A confidential Justice Department memo obtained by NBC News outlines legal theories the Obama administration has used to justify killing American citizens abroad. Here are five key questions and answers about the document:
1) What is it?
A 16-page Justice Department legal rationale for when the president or another "informed, high-level official" can order the extrajudicial killing of an American citizen overseas without — in the view of the Obama administration — violating the Constitution, acts of Congress or international law.
2) What does it say?
That the president can order the killing of an American overseas deemed a "senior operational leader" of al-Qaida or "an associated force" if that person is thought to pose an "imminent" threat to the United States, if capture is "infeasible," and if the operation is "conducted in a manner consistent with the four fundamental principles of the laws of war governing the use of force."
But the Obama administration says the government gets to define two key conditions — what constitutes an "imminent" threat, and when the capture of a suspect is "feasible" — very broadly.
3) How does the white paper define an "imminent" threat to the U.S.?
It says the nature of al-Qaida and its plots demands "a broader concept of imminence" — one that would seem to contradict a literal dictionary definition of the word. "The condition that an operational leader present an 'imminent' threat of violent attack against the United States does not require the United States to have clear evidence that a specific attack on U.S. persons and interests will take place in the immediate future."
4) How does the white paper define when it is "infeasible" to capture (rather than kill) an American abroad?

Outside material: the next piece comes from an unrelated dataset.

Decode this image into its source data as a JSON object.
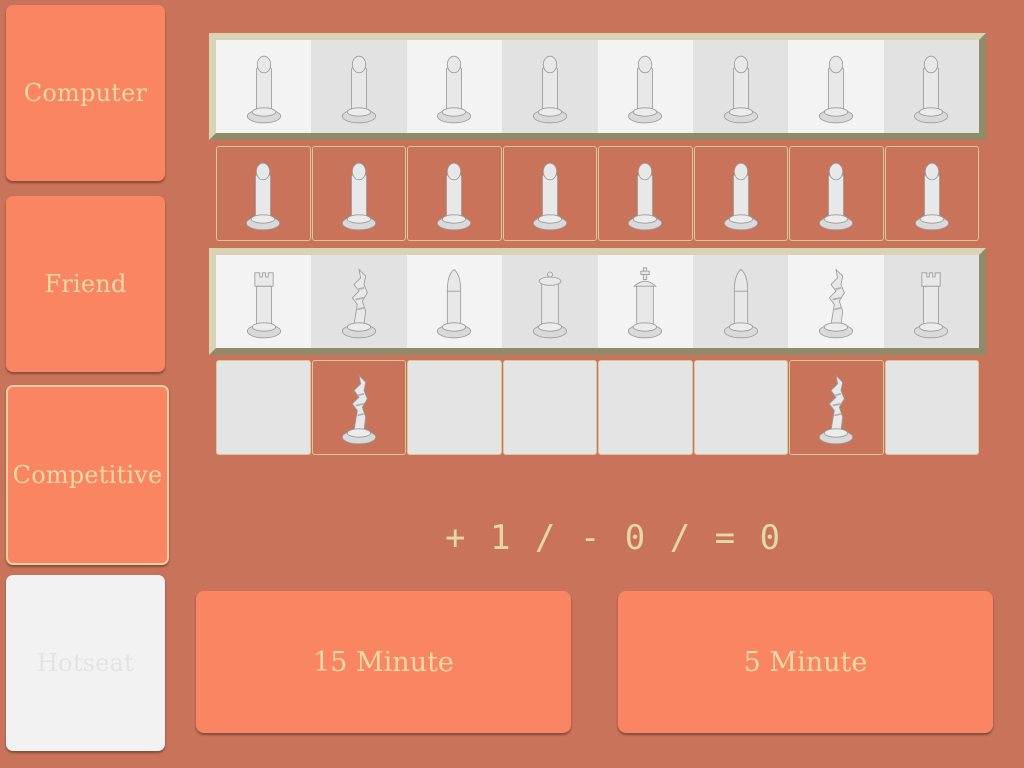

It says that decision can largely be made on a case-by-case basis. "Feasibility would be a highly fact-specific and potentially time-sensitive inquiry," the white paper states. "Capture would not be feasible if it could not be physically effectuated during the relevant window of opportunity or if the relevant country were to decline to consent to a capture operation. Other factors such as undue risk to U.S. personnel conducting a potential capture operation also could be relevant."
5) What happens now?
Expect the issue to become a central theme at Thursday's Senate Intelligence Committee confirmation hearings of John Brennan to become CIA director. Last month, Sen. Ron Wyden, D-Ore., a member of the panel, sent Brennan a letter complaining: "I have asked repeatedly over the past two years to see the secret legal opinions that contain the executive branch's understanding of the President's authority to kill American citizens in the course of counterterrorism operations."
And on Monday, Wyden and 10 other senators sent a letter to the White House, seeking the administration's rationale "so that Congress and the public can decide whether this authority has been properly defined, and whether the President's power to deliberately kill American citizens is subject to appropriate limitations and safeguards."
And in the courts, the American Civil Liberties Union is involved in several cases challenging aspects of the targeted killing policy. In a statement Tuesday, the ACLU's Hina Shamsi called the leaked white paper "a profoundly disturbing document, and it's hard to believe that it was produced in a democracy built on a system of checks and balances." The ACLU is seeking access to a more extensive legal memo on which the white paper was based.